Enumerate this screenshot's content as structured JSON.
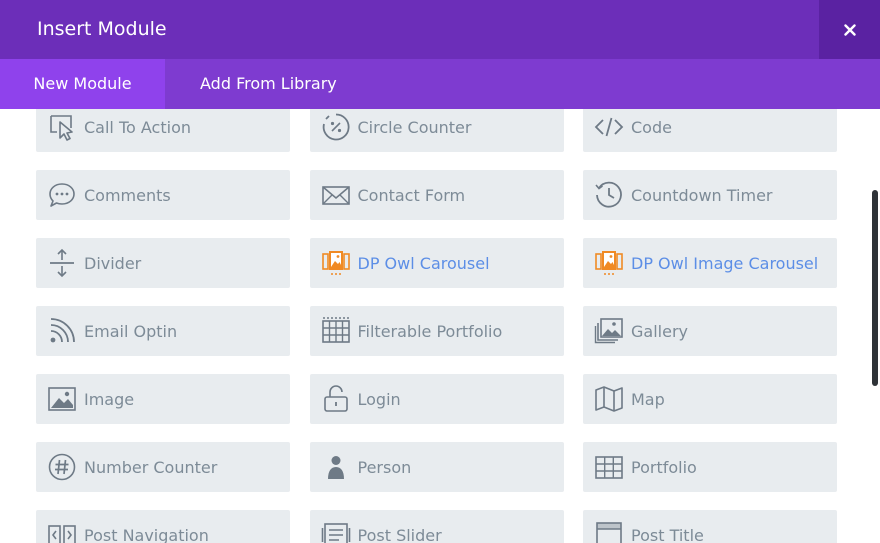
{
  "header": {
    "title": "Insert Module",
    "close_icon": "close-icon"
  },
  "tabs": [
    {
      "label": "New Module",
      "active": true
    },
    {
      "label": "Add From Library",
      "active": false
    }
  ],
  "colors": {
    "header_bg": "#6c2eb9",
    "tabs_bg": "#7e3bd0",
    "active_tab_bg": "#8f42ec",
    "module_bg": "#e8ecef",
    "module_text": "#7d8b97",
    "custom_module_text": "#5c8ee6",
    "custom_icon": "#f08a24"
  },
  "modules": [
    {
      "label": "Call To Action",
      "icon": "cursor-click-icon"
    },
    {
      "label": "Circle Counter",
      "icon": "circle-percent-icon"
    },
    {
      "label": "Code",
      "icon": "code-icon"
    },
    {
      "label": "Comments",
      "icon": "speech-bubble-icon"
    },
    {
      "label": "Contact Form",
      "icon": "envelope-icon"
    },
    {
      "label": "Countdown Timer",
      "icon": "clock-icon"
    },
    {
      "label": "Divider",
      "icon": "divider-icon"
    },
    {
      "label": "DP Owl Carousel",
      "icon": "carousel-icon",
      "custom": true
    },
    {
      "label": "DP Owl Image Carousel",
      "icon": "carousel-icon",
      "custom": true
    },
    {
      "label": "Email Optin",
      "icon": "rss-icon"
    },
    {
      "label": "Filterable Portfolio",
      "icon": "grid-table-icon"
    },
    {
      "label": "Gallery",
      "icon": "gallery-icon"
    },
    {
      "label": "Image",
      "icon": "image-icon"
    },
    {
      "label": "Login",
      "icon": "lock-icon"
    },
    {
      "label": "Map",
      "icon": "map-icon"
    },
    {
      "label": "Number Counter",
      "icon": "hash-icon"
    },
    {
      "label": "Person",
      "icon": "person-icon"
    },
    {
      "label": "Portfolio",
      "icon": "portfolio-grid-icon"
    },
    {
      "label": "Post Navigation",
      "icon": "post-navigation-icon"
    },
    {
      "label": "Post Slider",
      "icon": "post-slider-icon"
    },
    {
      "label": "Post Title",
      "icon": "post-title-icon"
    }
  ]
}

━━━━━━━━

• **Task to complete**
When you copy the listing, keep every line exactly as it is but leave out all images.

• **Answer to the problem**
Enumerate this screenshot's content as structured JSON.
{
  "header": {
    "title": "Insert Module",
    "close_icon": "close-icon"
  },
  "tabs": [
    {
      "label": "New Module",
      "active": true
    },
    {
      "label": "Add From Library",
      "active": false
    }
  ],
  "colors": {
    "header_bg": "#6c2eb9",
    "tabs_bg": "#7e3bd0",
    "active_tab_bg": "#8f42ec",
    "module_bg": "#e8ecef",
    "module_text": "#7d8b97",
    "custom_module_text": "#5c8ee6",
    "custom_icon": "#f08a24"
  },
  "modules": [
    {
      "label": "Call To Action",
      "icon": "cursor-click-icon"
    },
    {
      "label": "Circle Counter",
      "icon": "circle-percent-icon"
    },
    {
      "label": "Code",
      "icon": "code-icon"
    },
    {
      "label": "Comments",
      "icon": "speech-bubble-icon"
    },
    {
      "label": "Contact Form",
      "icon": "envelope-icon"
    },
    {
      "label": "Countdown Timer",
      "icon": "clock-icon"
    },
    {
      "label": "Divider",
      "icon": "divider-icon"
    },
    {
      "label": "DP Owl Carousel",
      "icon": "carousel-icon",
      "custom": true
    },
    {
      "label": "DP Owl Image Carousel",
      "icon": "carousel-icon",
      "custom": true
    },
    {
      "label": "Email Optin",
      "icon": "rss-icon"
    },
    {
      "label": "Filterable Portfolio",
      "icon": "grid-table-icon"
    },
    {
      "label": "Gallery",
      "icon": "gallery-icon"
    },
    {
      "label": "Image",
      "icon": "image-icon"
    },
    {
      "label": "Login",
      "icon": "lock-icon"
    },
    {
      "label": "Map",
      "icon": "map-icon"
    },
    {
      "label": "Number Counter",
      "icon": "hash-icon"
    },
    {
      "label": "Person",
      "icon": "person-icon"
    },
    {
      "label": "Portfolio",
      "icon": "portfolio-grid-icon"
    },
    {
      "label": "Post Navigation",
      "icon": "post-navigation-icon"
    },
    {
      "label": "Post Slider",
      "icon": "post-slider-icon"
    },
    {
      "label": "Post Title",
      "icon": "post-title-icon"
    }
  ]
}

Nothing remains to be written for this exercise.